When we were children, magic coursed through our veins and at any given moment, looking at any boring landscape, we could see dinosaurs and castles, and a story of wonders would begin to unfold. Now that we’re old enough to be on the Internet, however, some of that magic has left us. But it’s not hopeless! I still find inspiration using the following strategies.
After reading Michael Crichton’s Pirate Latitudes, I was inspired to create the above drawing. I did the one below while waiting for my family to finish eating at a diner. It’s done on the back of the kid’s menu: the waiter thought I was 12 or under, showing my true inner youth.
As I was sketching, and as the sketch grew and got more detailed, I was developing a story in my head. The pirate had come from Spain to set his flag in this foreign sand, but the mermaid was sacrificing herself to keep the land pure of pirates.
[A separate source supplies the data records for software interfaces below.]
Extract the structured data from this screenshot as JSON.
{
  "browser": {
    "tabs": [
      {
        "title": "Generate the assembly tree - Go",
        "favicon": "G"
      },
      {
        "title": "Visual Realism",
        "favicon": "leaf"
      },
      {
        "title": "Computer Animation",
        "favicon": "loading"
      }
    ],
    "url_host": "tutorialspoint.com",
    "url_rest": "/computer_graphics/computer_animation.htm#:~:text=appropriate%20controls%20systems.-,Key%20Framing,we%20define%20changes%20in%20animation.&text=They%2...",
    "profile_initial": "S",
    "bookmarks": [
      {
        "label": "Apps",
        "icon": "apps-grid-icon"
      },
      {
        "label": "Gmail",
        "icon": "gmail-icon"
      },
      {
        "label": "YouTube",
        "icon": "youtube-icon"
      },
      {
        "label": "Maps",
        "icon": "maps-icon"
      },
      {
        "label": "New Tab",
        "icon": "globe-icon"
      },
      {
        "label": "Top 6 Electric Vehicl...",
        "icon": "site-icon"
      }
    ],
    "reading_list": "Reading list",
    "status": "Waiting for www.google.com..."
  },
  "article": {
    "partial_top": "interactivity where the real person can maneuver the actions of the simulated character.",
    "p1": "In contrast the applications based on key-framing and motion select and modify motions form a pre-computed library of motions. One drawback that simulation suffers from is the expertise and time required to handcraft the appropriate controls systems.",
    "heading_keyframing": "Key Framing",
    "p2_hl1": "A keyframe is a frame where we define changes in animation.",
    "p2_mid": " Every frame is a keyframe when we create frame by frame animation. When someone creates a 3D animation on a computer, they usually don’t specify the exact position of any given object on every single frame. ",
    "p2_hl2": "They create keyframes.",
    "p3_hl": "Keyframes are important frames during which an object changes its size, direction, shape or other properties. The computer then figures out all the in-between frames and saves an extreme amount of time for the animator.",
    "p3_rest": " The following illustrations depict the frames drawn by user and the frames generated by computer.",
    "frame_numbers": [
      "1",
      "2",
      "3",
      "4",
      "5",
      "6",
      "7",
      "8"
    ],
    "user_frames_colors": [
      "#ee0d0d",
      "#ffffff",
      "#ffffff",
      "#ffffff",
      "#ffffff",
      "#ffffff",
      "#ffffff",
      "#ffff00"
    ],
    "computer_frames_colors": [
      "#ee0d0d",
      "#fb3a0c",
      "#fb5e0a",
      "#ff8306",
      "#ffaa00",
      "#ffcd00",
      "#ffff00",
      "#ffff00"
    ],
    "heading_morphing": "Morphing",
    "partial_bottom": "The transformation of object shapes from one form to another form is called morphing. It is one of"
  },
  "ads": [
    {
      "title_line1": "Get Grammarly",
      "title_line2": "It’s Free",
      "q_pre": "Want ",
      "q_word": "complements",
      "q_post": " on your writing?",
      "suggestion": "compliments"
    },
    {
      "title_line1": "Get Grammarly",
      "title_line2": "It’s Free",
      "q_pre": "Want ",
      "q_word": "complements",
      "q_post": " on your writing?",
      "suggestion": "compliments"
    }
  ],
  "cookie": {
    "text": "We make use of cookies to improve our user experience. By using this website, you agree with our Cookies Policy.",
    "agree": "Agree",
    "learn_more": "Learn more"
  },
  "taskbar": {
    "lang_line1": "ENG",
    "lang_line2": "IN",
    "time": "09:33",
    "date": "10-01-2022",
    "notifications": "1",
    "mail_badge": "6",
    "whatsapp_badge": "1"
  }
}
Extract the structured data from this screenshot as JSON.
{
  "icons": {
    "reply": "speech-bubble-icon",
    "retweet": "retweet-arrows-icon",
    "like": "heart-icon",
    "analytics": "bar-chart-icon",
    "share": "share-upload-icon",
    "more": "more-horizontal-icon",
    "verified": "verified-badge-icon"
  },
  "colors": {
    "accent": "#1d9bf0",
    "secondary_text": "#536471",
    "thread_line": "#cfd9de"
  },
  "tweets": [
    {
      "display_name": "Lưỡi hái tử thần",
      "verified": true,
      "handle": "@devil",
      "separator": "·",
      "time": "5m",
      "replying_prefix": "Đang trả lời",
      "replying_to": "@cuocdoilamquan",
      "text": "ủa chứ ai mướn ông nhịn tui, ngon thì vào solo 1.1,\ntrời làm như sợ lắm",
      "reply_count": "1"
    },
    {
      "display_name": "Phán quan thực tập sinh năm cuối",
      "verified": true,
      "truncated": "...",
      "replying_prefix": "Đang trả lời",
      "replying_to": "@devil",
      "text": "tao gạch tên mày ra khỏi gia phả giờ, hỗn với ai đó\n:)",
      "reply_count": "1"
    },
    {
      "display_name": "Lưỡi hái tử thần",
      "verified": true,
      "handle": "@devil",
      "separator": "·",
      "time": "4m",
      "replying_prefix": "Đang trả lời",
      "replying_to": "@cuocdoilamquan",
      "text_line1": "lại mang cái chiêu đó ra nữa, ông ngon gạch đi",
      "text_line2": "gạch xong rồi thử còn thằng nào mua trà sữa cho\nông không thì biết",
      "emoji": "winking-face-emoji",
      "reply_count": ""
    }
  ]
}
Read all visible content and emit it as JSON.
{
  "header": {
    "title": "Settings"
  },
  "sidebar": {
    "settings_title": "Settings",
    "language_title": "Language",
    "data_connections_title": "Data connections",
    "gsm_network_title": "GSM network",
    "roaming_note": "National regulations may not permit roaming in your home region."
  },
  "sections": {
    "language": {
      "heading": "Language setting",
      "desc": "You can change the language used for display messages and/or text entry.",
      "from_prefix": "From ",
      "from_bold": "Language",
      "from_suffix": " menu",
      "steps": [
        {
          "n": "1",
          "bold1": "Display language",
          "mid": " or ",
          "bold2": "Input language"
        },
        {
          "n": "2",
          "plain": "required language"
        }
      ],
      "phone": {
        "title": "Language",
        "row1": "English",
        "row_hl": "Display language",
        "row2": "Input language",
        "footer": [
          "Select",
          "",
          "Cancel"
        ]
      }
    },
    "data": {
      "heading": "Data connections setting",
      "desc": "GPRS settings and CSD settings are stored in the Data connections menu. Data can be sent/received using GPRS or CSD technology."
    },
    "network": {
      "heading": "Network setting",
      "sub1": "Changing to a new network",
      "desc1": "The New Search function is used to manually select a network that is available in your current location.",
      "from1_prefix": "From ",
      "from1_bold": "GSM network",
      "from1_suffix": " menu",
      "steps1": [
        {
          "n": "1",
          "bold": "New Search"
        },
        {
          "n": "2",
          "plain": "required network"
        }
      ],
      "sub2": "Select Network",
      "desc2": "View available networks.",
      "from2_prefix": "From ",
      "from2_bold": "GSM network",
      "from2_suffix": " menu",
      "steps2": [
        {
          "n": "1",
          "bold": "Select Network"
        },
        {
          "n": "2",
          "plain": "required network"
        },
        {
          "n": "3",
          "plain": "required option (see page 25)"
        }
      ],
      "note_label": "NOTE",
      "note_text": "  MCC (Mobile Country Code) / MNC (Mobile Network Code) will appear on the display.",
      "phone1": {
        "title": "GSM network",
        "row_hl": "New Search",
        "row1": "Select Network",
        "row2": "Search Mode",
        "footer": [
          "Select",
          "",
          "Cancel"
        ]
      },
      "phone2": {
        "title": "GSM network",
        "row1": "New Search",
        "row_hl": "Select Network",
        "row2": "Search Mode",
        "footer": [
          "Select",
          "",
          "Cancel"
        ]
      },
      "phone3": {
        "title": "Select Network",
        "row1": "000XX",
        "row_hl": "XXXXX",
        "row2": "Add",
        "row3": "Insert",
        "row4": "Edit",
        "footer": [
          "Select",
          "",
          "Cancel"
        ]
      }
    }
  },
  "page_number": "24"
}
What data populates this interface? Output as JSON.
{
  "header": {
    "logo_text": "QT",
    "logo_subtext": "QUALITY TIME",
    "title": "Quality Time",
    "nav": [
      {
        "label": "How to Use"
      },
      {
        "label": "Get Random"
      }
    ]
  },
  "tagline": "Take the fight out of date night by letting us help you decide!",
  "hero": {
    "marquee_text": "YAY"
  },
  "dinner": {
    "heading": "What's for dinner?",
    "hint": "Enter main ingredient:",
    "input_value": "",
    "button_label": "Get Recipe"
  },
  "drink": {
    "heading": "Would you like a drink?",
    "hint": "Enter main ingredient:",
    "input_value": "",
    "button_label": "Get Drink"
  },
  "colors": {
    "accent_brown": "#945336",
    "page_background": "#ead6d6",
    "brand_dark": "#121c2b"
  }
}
Don’t feel like creating your own art? Try admiring that of others. Whether it’s a perfect shot of Venice at Sunset or a digital painting of Celtic faerie, you can find something on Pinterest, the cream of the crop of pictures. I created a board for general story inspiration, as well as several for each of my individual stories. You can always make them secret if you don’t want people catching on to your ideas.
I like to listen to soundtracks to adventure movies while I write, especially “Pirates of the Caribbean.” My friend who also writes likes to listen to the soundtrack to “Steins;Gate,” an anime show. I created a playlist of songs I remembered from good days when I was productive or happy, and named it “Creativity Songs.” Sometimes I play this music while I’m writing or drawing. It helps the words and colors flow together better.
Not only is it good for your body, it can get some ideas flowing in your brain! I was walking home from the grocery store one evening when I got a great idea for a sequel to “The Red Siren.” I started walking faster so I could get home and jot it down. There’s a certain walk down a certain street in my neighborhood that always gets me thinking about fairies.
5) Watching Kids’ Movies
Animated movies make me happy. Moreover, they have helped me produce some of my best ideas. A few of my favorites are “Megamind,” “Wreck it Ralph,” and “Big Hero Six.”
6) Going to New Places
Whether it’s a vacation across the country, or a visit to a local park you haven’t been to, surrounding yourself with a new set of sights can be very refreshing. The brain can feel born anew, which leads to creativity. Here is the view from my hotel room in Las Vegas last summer, when I drew the pirate girl above: